WORK ITEM » Each record below should be given again exactly as it reads.
------ DATA EXCERPTS ------
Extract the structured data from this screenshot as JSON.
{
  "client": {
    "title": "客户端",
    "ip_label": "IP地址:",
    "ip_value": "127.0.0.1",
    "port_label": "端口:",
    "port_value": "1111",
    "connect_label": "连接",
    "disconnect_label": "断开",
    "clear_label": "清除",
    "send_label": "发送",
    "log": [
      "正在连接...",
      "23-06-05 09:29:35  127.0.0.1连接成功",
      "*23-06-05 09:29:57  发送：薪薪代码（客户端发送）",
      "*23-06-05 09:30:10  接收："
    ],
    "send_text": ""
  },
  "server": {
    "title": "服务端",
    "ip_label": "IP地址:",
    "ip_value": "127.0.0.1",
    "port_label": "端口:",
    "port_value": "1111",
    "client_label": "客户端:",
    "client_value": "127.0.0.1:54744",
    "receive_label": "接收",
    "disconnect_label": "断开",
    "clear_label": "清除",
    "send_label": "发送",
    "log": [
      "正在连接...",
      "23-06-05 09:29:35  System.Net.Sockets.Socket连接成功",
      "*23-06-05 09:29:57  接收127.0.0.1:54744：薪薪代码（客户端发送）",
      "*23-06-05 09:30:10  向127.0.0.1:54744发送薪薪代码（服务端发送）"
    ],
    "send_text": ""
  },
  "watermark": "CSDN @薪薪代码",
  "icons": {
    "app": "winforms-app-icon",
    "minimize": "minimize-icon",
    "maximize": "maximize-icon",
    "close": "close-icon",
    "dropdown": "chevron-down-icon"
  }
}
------
SOLUTION »
Extract the structured data from this screenshot as JSON.
{
  "client": {
    "title": "客户端",
    "ip_label": "IP地址:",
    "ip_value": "127.0.0.1",
    "port_label": "端口:",
    "port_value": "1111",
    "connect_label": "连接",
    "disconnect_label": "断开",
    "clear_label": "清除",
    "send_label": "发送",
    "log": [
      "正在连接...",
      "23-06-05 09:29:35  127.0.0.1连接成功",
      "*23-06-05 09:29:57  发送：薪薪代码（客户端发送）",
      "*23-06-05 09:30:10  接收："
    ],
    "send_text": ""
  },
  "server": {
    "title": "服务端",
    "ip_label": "IP地址:",
    "ip_value": "127.0.0.1",
    "port_label": "端口:",
    "port_value": "1111",
    "client_label": "客户端:",
    "client_value": "127.0.0.1:54744",
    "receive_label": "接收",
    "disconnect_label": "断开",
    "clear_label": "清除",
    "send_label": "发送",
    "log": [
      "正在连接...",
      "23-06-05 09:29:35  System.Net.Sockets.Socket连接成功",
      "*23-06-05 09:29:57  接收127.0.0.1:54744：薪薪代码（客户端发送）",
      "*23-06-05 09:30:10  向127.0.0.1:54744发送薪薪代码（服务端发送）"
    ],
    "send_text": ""
  },
  "watermark": "CSDN @薪薪代码",
  "icons": {
    "app": "winforms-app-icon",
    "minimize": "minimize-icon",
    "maximize": "maximize-icon",
    "close": "close-icon",
    "dropdown": "chevron-down-icon"
  }
}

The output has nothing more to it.